* _THE PROBLEM_
Below are the records; pull every line that includes "markers".

(Page and application data records)
★ ★ ★ ★ ★
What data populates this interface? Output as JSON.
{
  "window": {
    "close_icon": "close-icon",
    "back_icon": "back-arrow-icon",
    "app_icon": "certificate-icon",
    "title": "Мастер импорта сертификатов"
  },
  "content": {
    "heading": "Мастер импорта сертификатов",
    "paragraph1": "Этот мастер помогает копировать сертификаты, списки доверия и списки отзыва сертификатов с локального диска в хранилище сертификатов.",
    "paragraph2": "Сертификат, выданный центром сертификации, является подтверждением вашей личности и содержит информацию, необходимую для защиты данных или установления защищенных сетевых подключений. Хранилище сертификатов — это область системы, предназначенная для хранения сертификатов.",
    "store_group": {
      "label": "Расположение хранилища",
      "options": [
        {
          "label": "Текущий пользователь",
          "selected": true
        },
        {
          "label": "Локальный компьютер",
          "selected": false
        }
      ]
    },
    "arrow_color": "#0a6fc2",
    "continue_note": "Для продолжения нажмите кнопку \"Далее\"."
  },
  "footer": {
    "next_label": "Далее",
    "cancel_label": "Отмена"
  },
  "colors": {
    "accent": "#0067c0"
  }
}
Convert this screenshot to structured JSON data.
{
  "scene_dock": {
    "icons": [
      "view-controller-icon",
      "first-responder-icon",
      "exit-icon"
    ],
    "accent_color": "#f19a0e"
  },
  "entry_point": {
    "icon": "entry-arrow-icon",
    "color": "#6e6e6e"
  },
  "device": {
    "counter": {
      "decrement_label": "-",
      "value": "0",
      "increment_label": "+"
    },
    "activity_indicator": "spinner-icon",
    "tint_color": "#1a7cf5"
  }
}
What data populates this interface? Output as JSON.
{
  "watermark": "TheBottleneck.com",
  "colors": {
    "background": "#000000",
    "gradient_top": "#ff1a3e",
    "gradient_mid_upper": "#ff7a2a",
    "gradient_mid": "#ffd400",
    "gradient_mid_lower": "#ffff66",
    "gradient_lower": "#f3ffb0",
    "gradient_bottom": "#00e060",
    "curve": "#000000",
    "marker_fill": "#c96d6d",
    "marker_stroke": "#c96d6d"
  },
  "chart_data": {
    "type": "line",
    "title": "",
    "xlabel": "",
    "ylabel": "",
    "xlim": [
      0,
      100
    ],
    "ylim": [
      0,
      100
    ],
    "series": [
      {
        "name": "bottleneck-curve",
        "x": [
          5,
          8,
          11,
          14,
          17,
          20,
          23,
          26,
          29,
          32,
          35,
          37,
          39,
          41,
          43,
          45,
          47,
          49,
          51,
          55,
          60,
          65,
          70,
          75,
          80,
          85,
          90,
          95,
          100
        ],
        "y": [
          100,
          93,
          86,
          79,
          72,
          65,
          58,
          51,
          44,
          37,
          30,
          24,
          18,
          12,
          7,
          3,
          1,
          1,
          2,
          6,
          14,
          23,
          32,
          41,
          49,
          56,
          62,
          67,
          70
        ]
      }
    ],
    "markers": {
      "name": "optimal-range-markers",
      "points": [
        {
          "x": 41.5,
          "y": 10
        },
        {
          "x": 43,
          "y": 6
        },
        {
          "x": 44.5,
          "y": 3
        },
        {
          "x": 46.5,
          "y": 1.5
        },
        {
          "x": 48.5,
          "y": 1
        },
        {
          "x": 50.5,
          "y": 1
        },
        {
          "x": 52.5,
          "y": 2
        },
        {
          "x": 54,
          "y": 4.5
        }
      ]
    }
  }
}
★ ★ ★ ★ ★
* _TASK RESULT_
    "markers": {
      "name": "optimal-range-markers",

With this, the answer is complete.